Goal of the exercise: Output the records exactly, and drop each picture.
-.-.-
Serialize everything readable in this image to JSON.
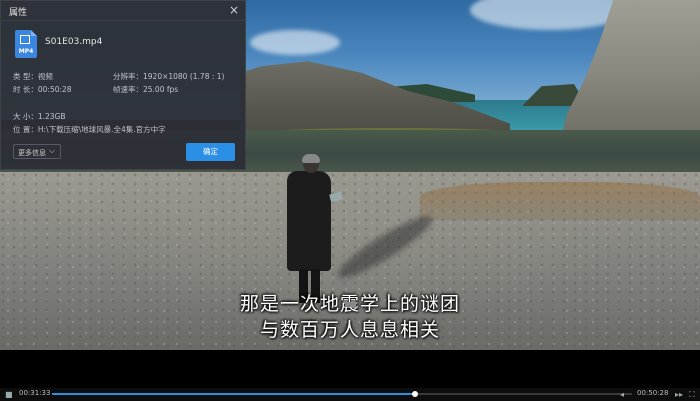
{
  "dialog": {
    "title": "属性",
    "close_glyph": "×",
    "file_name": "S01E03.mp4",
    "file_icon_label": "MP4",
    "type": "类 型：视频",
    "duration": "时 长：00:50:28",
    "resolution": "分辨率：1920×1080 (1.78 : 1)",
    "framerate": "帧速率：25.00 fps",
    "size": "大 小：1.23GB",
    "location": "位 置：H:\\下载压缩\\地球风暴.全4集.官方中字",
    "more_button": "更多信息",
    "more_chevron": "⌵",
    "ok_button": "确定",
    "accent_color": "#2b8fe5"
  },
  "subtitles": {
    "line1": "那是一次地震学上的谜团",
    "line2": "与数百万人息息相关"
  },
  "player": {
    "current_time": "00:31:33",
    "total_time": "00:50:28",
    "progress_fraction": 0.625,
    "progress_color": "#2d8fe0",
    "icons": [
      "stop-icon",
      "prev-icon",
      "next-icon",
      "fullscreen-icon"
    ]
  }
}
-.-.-
Answer space:
Serialize everything readable in this image to JSON.
{
  "dialog": {
    "title": "属性",
    "close_glyph": "×",
    "file_name": "S01E03.mp4",
    "file_icon_label": "MP4",
    "type": "类 型：视频",
    "duration": "时 长：00:50:28",
    "resolution": "分辨率：1920×1080 (1.78 : 1)",
    "framerate": "帧速率：25.00 fps",
    "size": "大 小：1.23GB",
    "location": "位 置：H:\\下载压缩\\地球风暴.全4集.官方中字",
    "more_button": "更多信息",
    "more_chevron": "⌵",
    "ok_button": "确定",
    "accent_color": "#2b8fe5"
  },
  "subtitles": {
    "line1": "那是一次地震学上的谜团",
    "line2": "与数百万人息息相关"
  },
  "player": {
    "current_time": "00:31:33",
    "total_time": "00:50:28",
    "progress_fraction": 0.625,
    "progress_color": "#2d8fe0",
    "icons": [
      "stop-icon",
      "prev-icon",
      "next-icon",
      "fullscreen-icon"
    ]
  }
}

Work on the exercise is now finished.